#20 Utah came into the tournament to much fanfare and couldn’t quite match the excitement they generated in the preseason. The team’s coach, Tania Reitz, noted that Spiral Jetty had not been able to practice outdoors at all, and even their indoor practices were limited. The team ran a very deep stack, which was often to their detriment. Their throws were not calibrated to the space or distance a full field offered, and they often let the stall count rise while waiting for cuts to develop. Despite this, Jess Olsen, Kyra Khoroujnikova, and Anna Cassell gave Spiral Jetty a chance in every game they played. Olsen’s fakes were obscenely effective at moving the mark, giving her plenty of room to get off the throws she wanted.

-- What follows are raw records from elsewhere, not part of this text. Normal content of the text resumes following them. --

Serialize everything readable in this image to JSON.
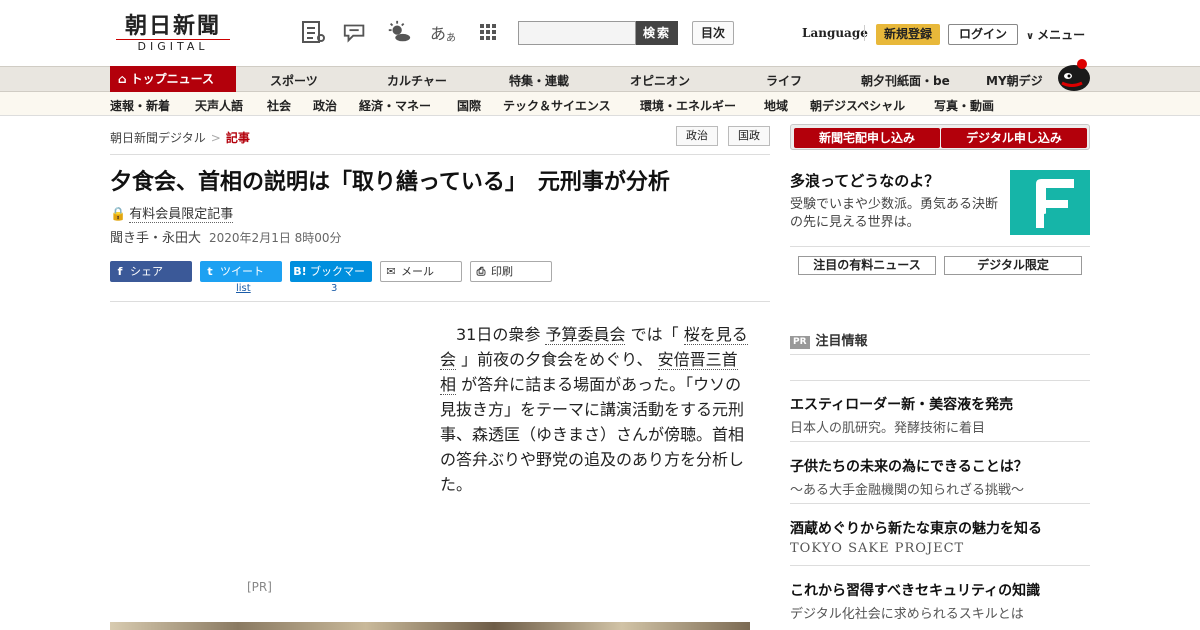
{
  "header": {
    "logo_main": "朝日新聞",
    "logo_sub": "DIGITAL",
    "font_toggle": "あ",
    "font_toggle_small": "あ",
    "search_placeholder": "",
    "search_button": "検索",
    "toc_button": "目次",
    "language": "Language",
    "register": "新規登録",
    "login": "ログイン",
    "menu": "メニュー",
    "icons": [
      "news-list-icon",
      "speech-bubble-icon",
      "weather-icon",
      "font-size-icon",
      "grid-icon"
    ]
  },
  "nav_primary": [
    {
      "label": "トップニュース",
      "active": true
    },
    {
      "label": "スポーツ"
    },
    {
      "label": "カルチャー"
    },
    {
      "label": "特集・連載"
    },
    {
      "label": "オピニオン"
    },
    {
      "label": "ライフ"
    },
    {
      "label": "朝夕刊紙面・be"
    },
    {
      "label": "MY朝デジ"
    }
  ],
  "nav_secondary": [
    "速報・新着",
    "天声人語",
    "社会",
    "政治",
    "経済・マネー",
    "国際",
    "テック＆サイエンス",
    "環境・エネルギー",
    "地域",
    "朝デジスペシャル",
    "写真・動画"
  ],
  "breadcrumb": {
    "home": "朝日新聞デジタル",
    "sep": ">",
    "current": "記事"
  },
  "tags": [
    "政治",
    "国政"
  ],
  "article": {
    "headline": "夕食会、首相の説明は「取り繕っている」　元刑事が分析",
    "paid_label": "有料会員限定記事",
    "byline": "聞き手・永田大",
    "date": "2020年2月1日 8時00分",
    "share": [
      {
        "label": "シェア",
        "icon": "f",
        "color": "#3b5998"
      },
      {
        "label": "ツイート",
        "icon": "t",
        "color": "#1da1f2",
        "sub": "list"
      },
      {
        "label": "ブックマーク",
        "icon": "B!",
        "color": "#008fde",
        "sub": "3"
      },
      {
        "label": "メール",
        "icon": "✉",
        "color": ""
      },
      {
        "label": "印刷",
        "icon": "⎙",
        "color": ""
      }
    ],
    "lede_parts": [
      {
        "t": "　31日の衆参"
      },
      {
        "t": "予算委員会",
        "link": true
      },
      {
        "t": "では「"
      },
      {
        "t": "桜を見る会",
        "link": true
      },
      {
        "t": "」前夜の夕食会をめぐり、"
      },
      {
        "t": "安倍晋三首相",
        "link": true
      },
      {
        "t": "が答弁に詰まる場面があった。「ウソの見抜き方」をテーマに講演活動をする元刑事、森透匡（ゆきまさ）さんが傍聴。首相の答弁ぶりや野党の追及のあり方を分析した。"
      }
    ],
    "pr_label": "[PR]"
  },
  "sidebar": {
    "promo_home": "新聞宅配申し込み",
    "promo_digital": "デジタル申し込み",
    "feature_title": "多浪ってどうなのよ？",
    "feature_desc": "受験でいまや少数派。勇気ある決断の先に見える世界は。",
    "btn_paid_news": "注目の有料ニュース",
    "btn_digital_only": "デジタル限定",
    "pr_badge": "PR",
    "pr_heading": "注目情報",
    "ads": [
      {
        "title": "エスティローダー新・美容液を発売",
        "sub": "日本人の肌研究。発酵技術に着目"
      },
      {
        "title": "子供たちの未来の為にできることは？",
        "sub": "～ある大手金融機関の知られざる挑戦～"
      },
      {
        "title": "酒蔵めぐりから新たな東京の魅力を知る",
        "sub": "TOKYO SAKE PROJECT"
      },
      {
        "title": "これから習得すべきセキュリティの知識",
        "sub": "デジタル化社会に求められるスキルとは"
      }
    ]
  },
  "colors": {
    "brand_red": "#b3000b",
    "register_yellow": "#e8b83a",
    "teal": "#16b5a8"
  }
}
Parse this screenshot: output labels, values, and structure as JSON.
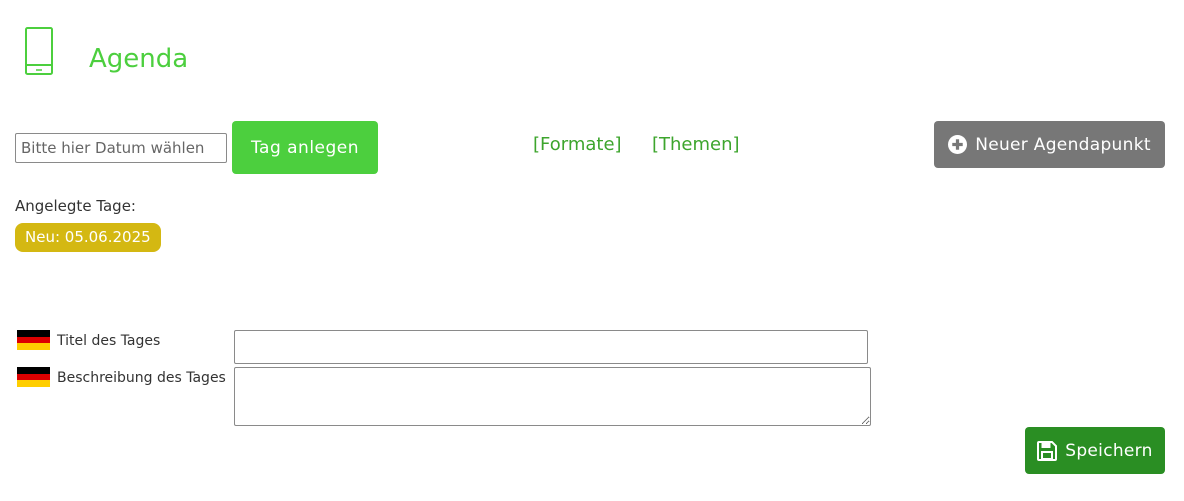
{
  "header": {
    "icon": "mobile-phone-icon",
    "title": "Agenda",
    "accent_color": "#4ccf3e"
  },
  "toolbar": {
    "date_placeholder": "Bitte hier Datum wählen",
    "add_day_label": "Tag anlegen",
    "formats_link": "[Formate]",
    "topics_link": "[Themen]",
    "new_agenda_label": "Neuer Agendapunkt",
    "new_agenda_icon": "plus-circle-icon"
  },
  "days": {
    "label": "Angelegte Tage:",
    "items": [
      {
        "label": "Neu: 05.06.2025",
        "color": "#d4b812"
      }
    ]
  },
  "form": {
    "language_flag": "germany-flag-icon",
    "title_label": "Titel des Tages",
    "title_value": "",
    "description_label": "Beschreibung des Tages",
    "description_value": ""
  },
  "actions": {
    "save_label": "Speichern",
    "save_icon": "floppy-disk-icon",
    "save_color": "#2a8e23"
  }
}
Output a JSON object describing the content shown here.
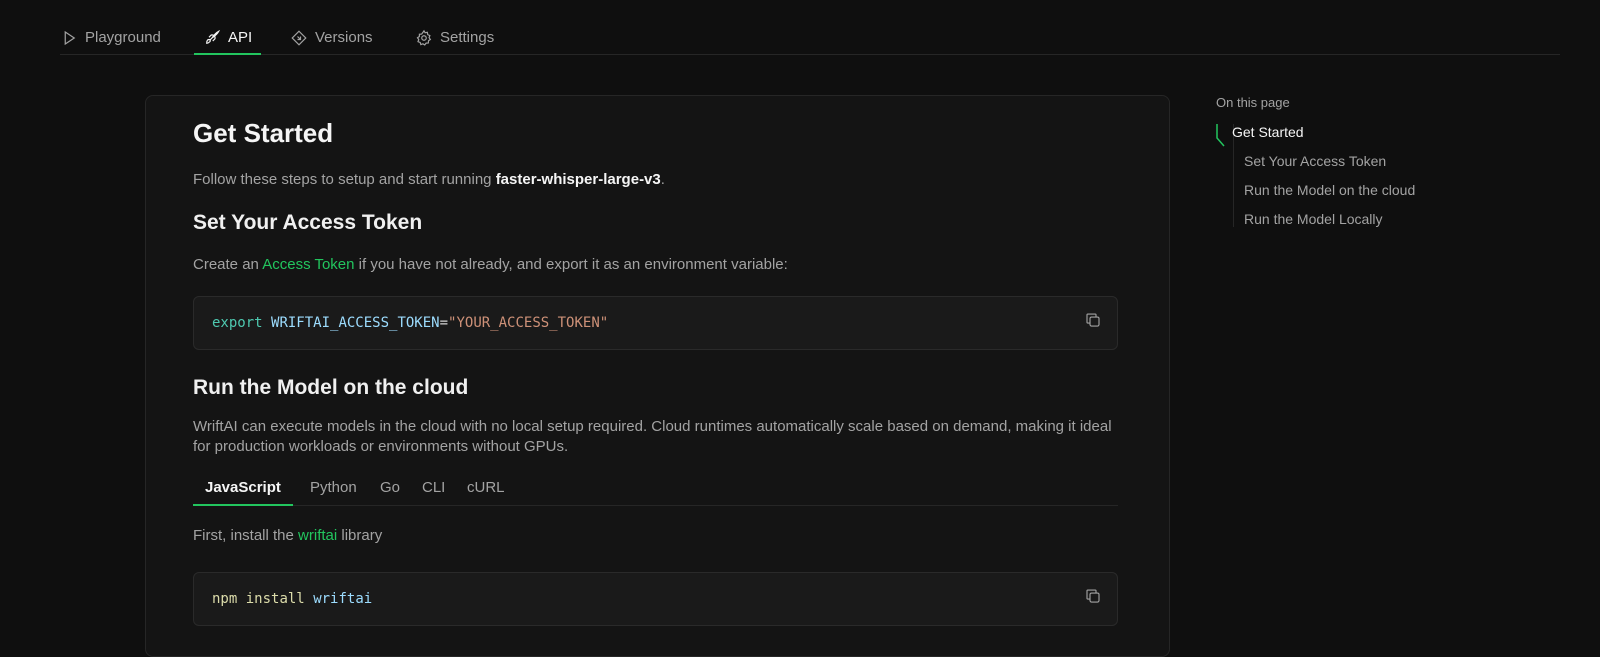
{
  "nav": {
    "tabs": [
      {
        "label": "Playground",
        "icon": "play-icon"
      },
      {
        "label": "API",
        "icon": "rocket-icon",
        "active": true
      },
      {
        "label": "Versions",
        "icon": "diamond-icon"
      },
      {
        "label": "Settings",
        "icon": "gear-icon"
      }
    ]
  },
  "main": {
    "title": "Get Started",
    "intro_prefix": "Follow these steps to setup and start running ",
    "model_name": "faster-whisper-large-v3",
    "intro_suffix": ".",
    "token_section": {
      "heading": "Set Your Access Token",
      "text_prefix": "Create an ",
      "link": "Access Token",
      "text_suffix": " if you have not already, and export it as an environment variable:",
      "code": {
        "keyword": "export",
        "variable": "WRIFTAI_ACCESS_TOKEN",
        "equals": "=",
        "value": "\"YOUR_ACCESS_TOKEN\""
      }
    },
    "cloud_section": {
      "heading": "Run the Model on the cloud",
      "description": "WriftAI can execute models in the cloud with no local setup required. Cloud runtimes automatically scale based on demand, making it ideal for production workloads or environments without GPUs.",
      "languages": [
        "JavaScript",
        "Python",
        "Go",
        "CLI",
        "cURL"
      ],
      "active_language": "JavaScript",
      "install_prefix": "First, install the ",
      "install_link": "wriftai",
      "install_suffix": " library",
      "install_code": {
        "cmd": "npm",
        "sub": "install",
        "pkg": "wriftai"
      }
    }
  },
  "toc": {
    "heading": "On this page",
    "items": [
      "Get Started",
      "Set Your Access Token",
      "Run the Model on the cloud",
      "Run the Model Locally"
    ]
  },
  "colors": {
    "accent": "#22c55e",
    "background": "#0f0f0f"
  }
}
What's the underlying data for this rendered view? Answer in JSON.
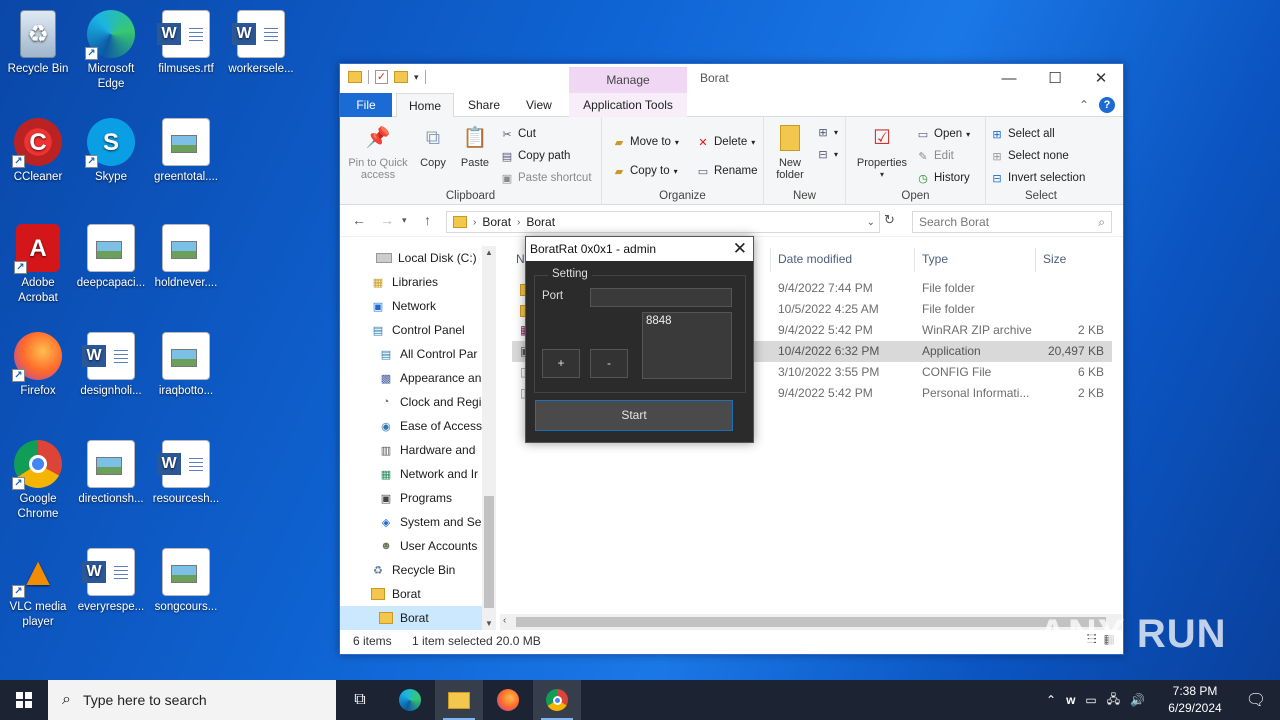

#19 Stanford may not inspire the same fear in their opponents that they could even two years ago, but they are definitely in the running for a bid this year. Superfly’s zone continues to be one of the best in the nation and players like Maika Isogawa and Sesha McMinn have developed into real downfield threats. Hallie Dunham needs more throwing help around her, which could come in the form of Christine Chen, a grad student from UCLA. She’s clearly new to Stanford’s system, but there’s plenty of potential there.
UC Davis forced their way into the national conversation this weekend and should be feeling pretty good about that. After beating Cal Poly SLO and Wisconsin to start their tournament, they had a tight loss to Utah and a prequarters exit against Northwestern to end day one. In all four of those games, Davis showed they should be taken seriously. The team is perhaps a piece or two short of earning a bid for the Southwest, but Julianna Madigan played without fear, and Allyn Suzuki also impressed. Those two new additions — a grad student who played at South Carolina and an experienced former Bay Area youth player, respectively — add a lot to Davis’ potential.
#23 California had a rough time of it at this tournament, which wasn’t too surprising. The restocked Pie Queens were testing out different lines and giving plenty of reps to their inexperienced squad. Even so, they never got blown out by the competition, and held their own well against UCSD, the eventual champions. Claire Toth is entirely as good as advertised, and Cidney Weng was almost a step too far ahead of her team. January’s not the time to evaluate this roster, we’ll only know for certain what this team is near the end of the regular season.
#15 Cal Poly SLO never could overcome their shortcomings this weekend, ending it with a 2-4 record. They clearly missed Kelly Dickinson, their captain and O-line handler, but also lacked depth in general. Recruiting has traditionally been an issue for SLO, and this weekend it was hugely apparent how much they’re going to miss their talented 2019 senior class, which included the Swanson sisters, either of whom would have had a critical impact this past weekend. The ceiling for this team is relatively high, there’s just a similarly high barrier keeping them from reaching it.
UC Santa Cruz only had 12 players on their official team roster at this tournament and still won a game and went to double game point three times this past weekend. By all accounts, Michelle Slaughter is very good at ultimate. They immediately turn around to play at Presidents’ Day Qualifier, a tough task if they can’t get some more bodies.
- Jasmine Childress (UC Santa Barbara)
- Alex Diaz (UC San Diego)
- Margaret Walker (Wisconsin)
- Ari Nelson (Northeastern)
- Bethany Eldridge (Vermont)
- Hallie Dunham (Stanford)
- Jess Olsen (Utah)
Honorable Mentions: Julianna Madigan, Sarah Gnolek, Kaitlyn Weaver, Kennedy McCarthy, Emily Massey, Kyra Khoroujnikova, Claire Toth, Michelle Slaughter